The second round of stimulus checks of $600 per person (including dependents) has started going out. With concerns about how these new payments—officially known as EIP 2—will be disbursed, along with the prospect, however doubtful, of a higher amount in the works, there are bound to be questions. The information below will help you know what, if anything you need to do and when to expect your money.
- Second-round stimulus payments (EIP 2) have begun.
- The IRS Get My Payment online portal will be up within days so taxpayers can check the status of their payment.
- Social Security and railroad retirees will automatically receive their payment.
- You probably don't need to do anything to get your payment unless you didn't file a tax return in 2019.
- Your payment may come in the form of a direct deposit, debit card, or paper check.
- If you miss out on getting a stimulus payment, you could be eligible for a Recovery Rebate Credit on your 2020 taxes.
Do I Get a Second Stimulus Check?
If you are a U.S. citizen or resident alien who is not eligible to be claimed as a dependent on someone else's tax return, you will likely automatically receive a stimulus payment. In addition, each of your dependents, age 16, and younger will be eligible as well.
With the first stimulus payment, joint returns of couples where only one member of the couple had a Social Security number were ineligible for payment unless one of them was a member of the military. The new stimulus stipulates that these couples will now be eligible to receive payments for the taxpayers and qualifying child dependents with work-eligible SSNs.

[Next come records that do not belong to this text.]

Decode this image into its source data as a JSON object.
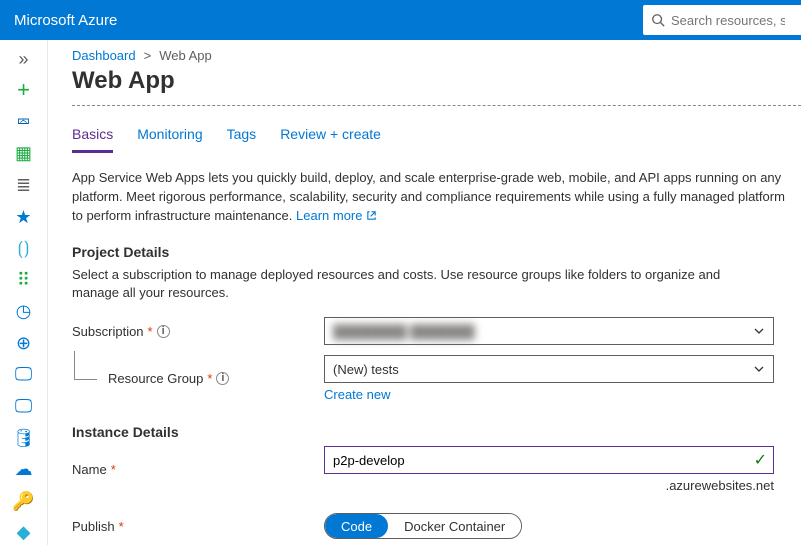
{
  "topbar": {
    "brand": "Microsoft Azure",
    "search_placeholder": "Search resources, services"
  },
  "sidebar": {
    "items": [
      {
        "name": "chevron-expand-icon",
        "glyph": "»",
        "color": "#605e5c"
      },
      {
        "name": "plus-icon",
        "glyph": "+",
        "color": "#1aab40",
        "size": "22",
        "weight": "300"
      },
      {
        "name": "home-icon",
        "glyph": "⮹",
        "color": "#0062ad"
      },
      {
        "name": "dashboard-icon",
        "glyph": "▦",
        "color": "#1aab40"
      },
      {
        "name": "list-icon",
        "glyph": "≣",
        "color": "#605e5c"
      },
      {
        "name": "favorite-icon",
        "glyph": "★",
        "color": "#0078d4"
      },
      {
        "name": "resources-icon",
        "glyph": "⟮⟯",
        "color": "#29b0d6"
      },
      {
        "name": "apps-grid-icon",
        "glyph": "⠿",
        "color": "#1aab40"
      },
      {
        "name": "clock-icon",
        "glyph": "◷",
        "color": "#0078d4"
      },
      {
        "name": "globe-icon",
        "glyph": "⊕",
        "color": "#0078d4"
      },
      {
        "name": "monitor-icon",
        "glyph": "🖵",
        "color": "#0078d4"
      },
      {
        "name": "vm-icon",
        "glyph": "🖵",
        "color": "#0078d4"
      },
      {
        "name": "sql-icon",
        "glyph": "🛢",
        "color": "#0078d4"
      },
      {
        "name": "cloud-icon",
        "glyph": "☁",
        "color": "#0078d4"
      },
      {
        "name": "key-icon",
        "glyph": "🔑",
        "color": "#ffb900"
      },
      {
        "name": "diamond-icon",
        "glyph": "◆",
        "color": "#29b0d6"
      }
    ]
  },
  "breadcrumbs": {
    "root": "Dashboard",
    "current": "Web App"
  },
  "page": {
    "title": "Web App"
  },
  "tabs": [
    {
      "label": "Basics",
      "active": true
    },
    {
      "label": "Monitoring",
      "active": false
    },
    {
      "label": "Tags",
      "active": false
    },
    {
      "label": "Review + create",
      "active": false
    }
  ],
  "description": {
    "text": "App Service Web Apps lets you quickly build, deploy, and scale enterprise-grade web, mobile, and API apps running on any platform. Meet rigorous performance, scalability, security and compliance requirements while using a fully managed platform to perform infrastructure maintenance.",
    "learn_more": "Learn more"
  },
  "project_details": {
    "heading": "Project Details",
    "desc": "Select a subscription to manage deployed resources and costs. Use resource groups like folders to organize and manage all your resources.",
    "subscription_label": "Subscription",
    "subscription_value_masked": "████████  ███████",
    "resource_group_label": "Resource Group",
    "resource_group_value": "(New) tests",
    "create_new": "Create new"
  },
  "instance_details": {
    "heading": "Instance Details",
    "name_label": "Name",
    "name_value": "p2p-develop",
    "name_suffix": ".azurewebsites.net",
    "publish_label": "Publish",
    "publish_options": [
      {
        "label": "Code",
        "active": true
      },
      {
        "label": "Docker Container",
        "active": false
      }
    ]
  }
}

How Much Will I Get?
The Coronavirus Response and Relief Supplemental Appropriations Act of 2021, signed by President Trump Sun., Dec. 27, provides for payment of $600 to adults ($1,200 per married couple) and $600 to each dependent 16 and under.
While there is no limit on the number of dependents 16 and under you can claim, dependents 17 and older are not eligible.
When Will I Get My Money?
Checks are literally "in the mail" to millions of taxpayers, according to the IRS. These payments are being delivered to you if you received a first-round payment earlier in 2020. Direct deposits are being made currently and will continue into next week. Your payment could come in one of three ways—direct deposit, debit card, or paper check.
Are There Income Restrictions?
Yes. If your adjusted gross income (AGI) for 2019 is $75,000 ($150,000 for married couples who file jointly) or less, you will receive the full amount. If your AGI is higher, the amount your receive will be reduced up to $87,000 AGI for single adults, $124,500 for heads of household, and $174,000 for married couples filing jointly. At that point, you will receive nothing. These amounts are lower and more restrictive than those for the first stimulus check through the CARES Act.
What About Social Security Beneficiaries, Railroad Retirees and Veterans Who Do Not Typically File a Return?
Most Social Security retirement and disability beneficiaries, railroad retirees and those receiving veterans’ benefits do not need to take any action. You should receive your EIP 2 the same way you receive regular benefits. If you don't receive payment, you can file a 2020 return and claim a refundable rebate.
What If I Didn't Register With the Non-Filer's Tool?
If you are otherwise eligible and do not receive a second stimulus check, you can claim a refundable tax credit by filing a 2020 tax return. The IRS should begin accepting 2020 tax returns near the end of January 2021.
Check the Get My Payment Portal
You will be able to check the status of both your first and second Economic Impact Payments (EIPs) by using the Get My Payment tool, available in English and Spanish on IRS.gov. within a few days. The tool is in the process of being updated with new information, and your best bet is to check the site daily.
What About the CASH Act?
H.R. 9501, the CASH Act, was passed by the House of Representatives Dec. 28, 2020 and currently awaits action by the Senate. This bill amends the new law to provide a $2,000 stimulus payment per adult and per each qualifying dependent instead of the current $600.
If this bill were to become law, as currently written, each adult taxpayer and each dependent age 19 or younger (24 if a full time student) would receive $2,000. This would not be on top of the $600 already enacted into law, so if you had already receive $600, you would receive an additional $1,400.